• LISTED RECORDS
-------------------------

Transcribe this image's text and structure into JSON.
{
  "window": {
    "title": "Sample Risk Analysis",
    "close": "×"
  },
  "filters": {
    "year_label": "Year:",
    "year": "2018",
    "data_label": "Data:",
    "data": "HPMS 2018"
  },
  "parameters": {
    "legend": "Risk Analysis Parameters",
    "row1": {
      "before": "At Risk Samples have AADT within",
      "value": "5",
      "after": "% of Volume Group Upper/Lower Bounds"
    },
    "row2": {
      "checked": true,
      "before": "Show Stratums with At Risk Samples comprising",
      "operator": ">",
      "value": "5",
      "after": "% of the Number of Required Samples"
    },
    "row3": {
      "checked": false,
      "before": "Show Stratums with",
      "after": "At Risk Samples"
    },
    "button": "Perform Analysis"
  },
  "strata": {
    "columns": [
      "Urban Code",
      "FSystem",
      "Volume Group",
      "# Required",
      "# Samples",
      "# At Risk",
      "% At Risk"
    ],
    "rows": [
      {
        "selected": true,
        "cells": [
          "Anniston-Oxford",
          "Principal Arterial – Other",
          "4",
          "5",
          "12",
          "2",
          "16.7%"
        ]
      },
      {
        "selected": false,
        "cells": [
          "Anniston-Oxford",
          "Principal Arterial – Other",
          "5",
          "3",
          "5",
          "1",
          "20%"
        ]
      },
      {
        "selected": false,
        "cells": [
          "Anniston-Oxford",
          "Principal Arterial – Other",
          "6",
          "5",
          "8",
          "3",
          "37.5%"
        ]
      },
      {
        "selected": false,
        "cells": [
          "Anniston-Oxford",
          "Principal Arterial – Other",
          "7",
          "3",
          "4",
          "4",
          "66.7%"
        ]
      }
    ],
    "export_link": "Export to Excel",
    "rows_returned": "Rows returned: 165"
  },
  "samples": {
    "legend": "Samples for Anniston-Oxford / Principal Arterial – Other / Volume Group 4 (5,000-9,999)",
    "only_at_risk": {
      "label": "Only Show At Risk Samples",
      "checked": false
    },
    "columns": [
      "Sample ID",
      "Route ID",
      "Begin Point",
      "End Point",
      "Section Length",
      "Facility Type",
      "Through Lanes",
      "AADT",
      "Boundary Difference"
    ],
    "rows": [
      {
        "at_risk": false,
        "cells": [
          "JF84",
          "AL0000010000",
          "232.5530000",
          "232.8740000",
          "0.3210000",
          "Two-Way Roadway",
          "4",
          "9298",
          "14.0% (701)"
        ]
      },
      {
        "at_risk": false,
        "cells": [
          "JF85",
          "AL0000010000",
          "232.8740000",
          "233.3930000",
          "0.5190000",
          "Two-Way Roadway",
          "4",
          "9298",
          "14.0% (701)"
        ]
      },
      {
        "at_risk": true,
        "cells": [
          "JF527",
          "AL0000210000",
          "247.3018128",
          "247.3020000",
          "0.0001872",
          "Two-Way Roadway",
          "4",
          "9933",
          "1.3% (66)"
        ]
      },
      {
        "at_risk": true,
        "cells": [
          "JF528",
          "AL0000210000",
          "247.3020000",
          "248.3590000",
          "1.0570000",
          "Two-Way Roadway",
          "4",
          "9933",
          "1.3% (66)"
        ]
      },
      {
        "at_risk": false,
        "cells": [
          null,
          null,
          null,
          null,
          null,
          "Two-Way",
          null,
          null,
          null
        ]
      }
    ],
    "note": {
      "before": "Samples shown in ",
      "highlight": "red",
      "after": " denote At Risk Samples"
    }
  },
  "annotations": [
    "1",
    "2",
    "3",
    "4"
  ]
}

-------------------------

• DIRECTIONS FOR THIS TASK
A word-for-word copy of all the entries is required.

• THE COMPLETED TASK
Transcribe this image's text and structure into JSON.
{
  "window": {
    "title": "Sample Risk Analysis",
    "close": "×"
  },
  "filters": {
    "year_label": "Year:",
    "year": "2018",
    "data_label": "Data:",
    "data": "HPMS 2018"
  },
  "parameters": {
    "legend": "Risk Analysis Parameters",
    "row1": {
      "before": "At Risk Samples have AADT within",
      "value": "5",
      "after": "% of Volume Group Upper/Lower Bounds"
    },
    "row2": {
      "checked": true,
      "before": "Show Stratums with At Risk Samples comprising",
      "operator": ">",
      "value": "5",
      "after": "% of the Number of Required Samples"
    },
    "row3": {
      "checked": false,
      "before": "Show Stratums with",
      "after": "At Risk Samples"
    },
    "button": "Perform Analysis"
  },
  "strata": {
    "columns": [
      "Urban Code",
      "FSystem",
      "Volume Group",
      "# Required",
      "# Samples",
      "# At Risk",
      "% At Risk"
    ],
    "rows": [
      {
        "selected": true,
        "cells": [
          "Anniston-Oxford",
          "Principal Arterial – Other",
          "4",
          "5",
          "12",
          "2",
          "16.7%"
        ]
      },
      {
        "selected": false,
        "cells": [
          "Anniston-Oxford",
          "Principal Arterial – Other",
          "5",
          "3",
          "5",
          "1",
          "20%"
        ]
      },
      {
        "selected": false,
        "cells": [
          "Anniston-Oxford",
          "Principal Arterial – Other",
          "6",
          "5",
          "8",
          "3",
          "37.5%"
        ]
      },
      {
        "selected": false,
        "cells": [
          "Anniston-Oxford",
          "Principal Arterial – Other",
          "7",
          "3",
          "4",
          "4",
          "66.7%"
        ]
      }
    ],
    "export_link": "Export to Excel",
    "rows_returned": "Rows returned: 165"
  },
  "samples": {
    "legend": "Samples for Anniston-Oxford / Principal Arterial – Other / Volume Group 4 (5,000-9,999)",
    "only_at_risk": {
      "label": "Only Show At Risk Samples",
      "checked": false
    },
    "columns": [
      "Sample ID",
      "Route ID",
      "Begin Point",
      "End Point",
      "Section Length",
      "Facility Type",
      "Through Lanes",
      "AADT",
      "Boundary Difference"
    ],
    "rows": [
      {
        "at_risk": false,
        "cells": [
          "JF84",
          "AL0000010000",
          "232.5530000",
          "232.8740000",
          "0.3210000",
          "Two-Way Roadway",
          "4",
          "9298",
          "14.0% (701)"
        ]
      },
      {
        "at_risk": false,
        "cells": [
          "JF85",
          "AL0000010000",
          "232.8740000",
          "233.3930000",
          "0.5190000",
          "Two-Way Roadway",
          "4",
          "9298",
          "14.0% (701)"
        ]
      },
      {
        "at_risk": true,
        "cells": [
          "JF527",
          "AL0000210000",
          "247.3018128",
          "247.3020000",
          "0.0001872",
          "Two-Way Roadway",
          "4",
          "9933",
          "1.3% (66)"
        ]
      },
      {
        "at_risk": true,
        "cells": [
          "JF528",
          "AL0000210000",
          "247.3020000",
          "248.3590000",
          "1.0570000",
          "Two-Way Roadway",
          "4",
          "9933",
          "1.3% (66)"
        ]
      },
      {
        "at_risk": false,
        "cells": [
          null,
          null,
          null,
          null,
          null,
          "Two-Way",
          null,
          null,
          null
        ]
      }
    ],
    "note": {
      "before": "Samples shown in ",
      "highlight": "red",
      "after": " denote At Risk Samples"
    }
  },
  "annotations": [
    "1",
    "2",
    "3",
    "4"
  ]
}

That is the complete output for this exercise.